      Since the enactment of the local government code of 1991, LGUs nationwide have been part of an experiment in devolving authority to the local level. In general, this experiment has been a success. Greater responsiveness to local development needs resulting from local autonomy has been borne out by study after study. The central question here is how to resolve some of the gaps of the current system, which involve a lack of revenue raising capacity by poorer jurisdictions, and how to improve local governance overall.

      Three candidates have offered three alternative solutions. With the growth of our urban centers, there is a need to address many complex problems facing the nation at the local level. Those problems are not going away. Which of these options would provide the best avenue for doing that? One seeks to provide a local development fund, apportioned on a strict per capita basis. Another seeks to provide fiscal transfers from richer jurisdictions to poorer ones to fund projects but also for general expenses. A third seeks to constitute LGUs into federal states with greater fiscal autonomy.

  7. I thought I was the one confused here.
    Post colionization only happened in the late 19th century to the mid 20th century.
    That happened worldwide,not only in the Philippines.

    Fall of communism led to more nations
    Some former USSR nations are now back as they were.

    Why are ae an a accidental nation?
    Are we that in a rush? Rome was not built in a day.

    • Neph, The appearance of many nation-states-to-be during this time, as you point out, also begs the question quo vadis? Individual aspiring nation-states are each unique as to what kind of people/governance they must evolve to. PH has now a clearer history to show us the way. Of course, not before we inform/educate ourselves of that history is and have EVERY Filipino on the same page. Only then can we validly say whether we a federal or unitary republic or parliamentary system of governance or whatever else is suited for us as one nation-state. Irineo’s blog has more than once touched on these points, viz our history series.

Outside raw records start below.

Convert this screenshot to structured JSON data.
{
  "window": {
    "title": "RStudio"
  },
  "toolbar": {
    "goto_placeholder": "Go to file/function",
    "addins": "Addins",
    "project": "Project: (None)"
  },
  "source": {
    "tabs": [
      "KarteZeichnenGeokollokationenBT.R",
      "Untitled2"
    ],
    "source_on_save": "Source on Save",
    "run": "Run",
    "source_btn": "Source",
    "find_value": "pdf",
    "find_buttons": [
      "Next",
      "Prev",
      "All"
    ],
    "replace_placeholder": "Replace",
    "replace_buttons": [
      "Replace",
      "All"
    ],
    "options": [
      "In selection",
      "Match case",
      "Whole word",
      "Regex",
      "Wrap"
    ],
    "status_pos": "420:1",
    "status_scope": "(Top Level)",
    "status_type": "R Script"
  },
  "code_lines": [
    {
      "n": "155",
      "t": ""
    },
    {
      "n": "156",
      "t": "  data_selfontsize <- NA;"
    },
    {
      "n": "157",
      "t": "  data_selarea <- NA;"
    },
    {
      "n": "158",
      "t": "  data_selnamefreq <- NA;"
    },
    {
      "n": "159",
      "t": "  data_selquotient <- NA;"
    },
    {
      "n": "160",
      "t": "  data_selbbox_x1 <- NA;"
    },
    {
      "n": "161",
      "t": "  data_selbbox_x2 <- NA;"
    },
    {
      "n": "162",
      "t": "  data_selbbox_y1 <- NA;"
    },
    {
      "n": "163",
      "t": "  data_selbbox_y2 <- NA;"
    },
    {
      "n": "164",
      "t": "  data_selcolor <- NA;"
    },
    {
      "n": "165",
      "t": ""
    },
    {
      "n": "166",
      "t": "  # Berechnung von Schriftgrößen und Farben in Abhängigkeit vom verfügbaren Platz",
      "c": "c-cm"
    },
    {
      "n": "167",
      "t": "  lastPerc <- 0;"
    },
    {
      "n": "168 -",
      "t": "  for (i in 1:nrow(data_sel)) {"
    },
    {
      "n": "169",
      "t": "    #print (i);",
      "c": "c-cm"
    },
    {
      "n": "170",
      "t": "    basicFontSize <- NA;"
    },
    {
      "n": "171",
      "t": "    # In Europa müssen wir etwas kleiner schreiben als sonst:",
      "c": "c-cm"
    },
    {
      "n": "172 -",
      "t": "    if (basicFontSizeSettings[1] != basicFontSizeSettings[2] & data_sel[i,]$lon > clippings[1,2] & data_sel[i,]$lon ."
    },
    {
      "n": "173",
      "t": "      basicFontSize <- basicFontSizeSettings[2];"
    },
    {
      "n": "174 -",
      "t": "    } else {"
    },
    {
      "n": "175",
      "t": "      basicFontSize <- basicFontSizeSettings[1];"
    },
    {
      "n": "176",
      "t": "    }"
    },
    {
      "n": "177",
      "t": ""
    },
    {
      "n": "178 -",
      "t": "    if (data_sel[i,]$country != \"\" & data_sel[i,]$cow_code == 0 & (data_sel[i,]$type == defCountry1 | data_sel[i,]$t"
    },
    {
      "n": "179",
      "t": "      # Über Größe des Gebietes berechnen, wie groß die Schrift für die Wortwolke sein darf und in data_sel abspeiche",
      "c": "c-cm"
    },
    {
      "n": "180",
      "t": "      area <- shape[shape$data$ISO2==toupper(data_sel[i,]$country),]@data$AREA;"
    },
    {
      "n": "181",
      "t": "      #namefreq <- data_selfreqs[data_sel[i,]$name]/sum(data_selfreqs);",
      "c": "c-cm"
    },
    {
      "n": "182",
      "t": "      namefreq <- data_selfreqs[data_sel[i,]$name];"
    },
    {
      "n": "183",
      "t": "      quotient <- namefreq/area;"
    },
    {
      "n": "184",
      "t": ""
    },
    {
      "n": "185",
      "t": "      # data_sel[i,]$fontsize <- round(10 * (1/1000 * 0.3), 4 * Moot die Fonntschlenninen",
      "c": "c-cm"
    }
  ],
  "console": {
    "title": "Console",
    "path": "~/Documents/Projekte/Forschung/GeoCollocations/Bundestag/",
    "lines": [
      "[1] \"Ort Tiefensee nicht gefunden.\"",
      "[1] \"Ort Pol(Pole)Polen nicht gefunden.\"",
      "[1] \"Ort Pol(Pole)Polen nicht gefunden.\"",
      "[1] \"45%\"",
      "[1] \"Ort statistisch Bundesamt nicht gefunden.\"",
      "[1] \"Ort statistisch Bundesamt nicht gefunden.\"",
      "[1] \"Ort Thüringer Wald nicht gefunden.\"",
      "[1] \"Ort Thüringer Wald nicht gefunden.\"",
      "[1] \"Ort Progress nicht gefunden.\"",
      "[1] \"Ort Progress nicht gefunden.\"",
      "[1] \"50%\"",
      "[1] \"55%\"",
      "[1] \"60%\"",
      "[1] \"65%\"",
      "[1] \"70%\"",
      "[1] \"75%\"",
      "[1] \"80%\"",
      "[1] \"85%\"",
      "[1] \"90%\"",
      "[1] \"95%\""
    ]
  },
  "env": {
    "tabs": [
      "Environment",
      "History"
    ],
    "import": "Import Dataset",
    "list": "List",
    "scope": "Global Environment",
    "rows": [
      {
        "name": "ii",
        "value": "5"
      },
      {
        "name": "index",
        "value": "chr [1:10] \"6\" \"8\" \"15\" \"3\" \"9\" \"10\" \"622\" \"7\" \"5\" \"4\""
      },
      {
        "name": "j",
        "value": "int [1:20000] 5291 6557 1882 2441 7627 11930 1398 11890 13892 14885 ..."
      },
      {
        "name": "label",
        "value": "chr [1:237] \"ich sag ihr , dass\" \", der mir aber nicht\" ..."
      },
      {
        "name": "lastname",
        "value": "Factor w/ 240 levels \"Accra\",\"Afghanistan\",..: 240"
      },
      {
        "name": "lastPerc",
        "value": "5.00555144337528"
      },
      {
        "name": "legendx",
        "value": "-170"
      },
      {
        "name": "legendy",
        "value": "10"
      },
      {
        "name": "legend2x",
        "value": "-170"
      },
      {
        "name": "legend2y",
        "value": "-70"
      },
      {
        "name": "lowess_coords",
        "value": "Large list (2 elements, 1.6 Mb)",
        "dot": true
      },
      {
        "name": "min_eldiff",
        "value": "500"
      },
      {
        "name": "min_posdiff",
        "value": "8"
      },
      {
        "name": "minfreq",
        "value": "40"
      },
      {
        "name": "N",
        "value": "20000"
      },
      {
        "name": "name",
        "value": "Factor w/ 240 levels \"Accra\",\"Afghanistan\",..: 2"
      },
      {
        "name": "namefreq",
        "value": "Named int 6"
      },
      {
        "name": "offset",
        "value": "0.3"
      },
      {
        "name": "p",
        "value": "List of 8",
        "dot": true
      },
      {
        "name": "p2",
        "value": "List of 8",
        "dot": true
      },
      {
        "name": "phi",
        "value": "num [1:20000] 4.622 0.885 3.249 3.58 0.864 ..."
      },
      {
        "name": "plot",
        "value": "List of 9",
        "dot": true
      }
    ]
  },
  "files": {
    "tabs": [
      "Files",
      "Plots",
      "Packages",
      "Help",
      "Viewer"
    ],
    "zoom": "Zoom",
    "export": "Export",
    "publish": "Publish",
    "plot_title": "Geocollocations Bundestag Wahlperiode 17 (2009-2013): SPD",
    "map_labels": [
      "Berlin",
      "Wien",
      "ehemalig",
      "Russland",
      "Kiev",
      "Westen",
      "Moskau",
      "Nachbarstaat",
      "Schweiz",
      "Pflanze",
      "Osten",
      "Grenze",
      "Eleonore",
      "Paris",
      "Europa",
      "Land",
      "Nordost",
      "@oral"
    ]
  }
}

Leave a Reply

Your email address will not be published. Required fields are marked *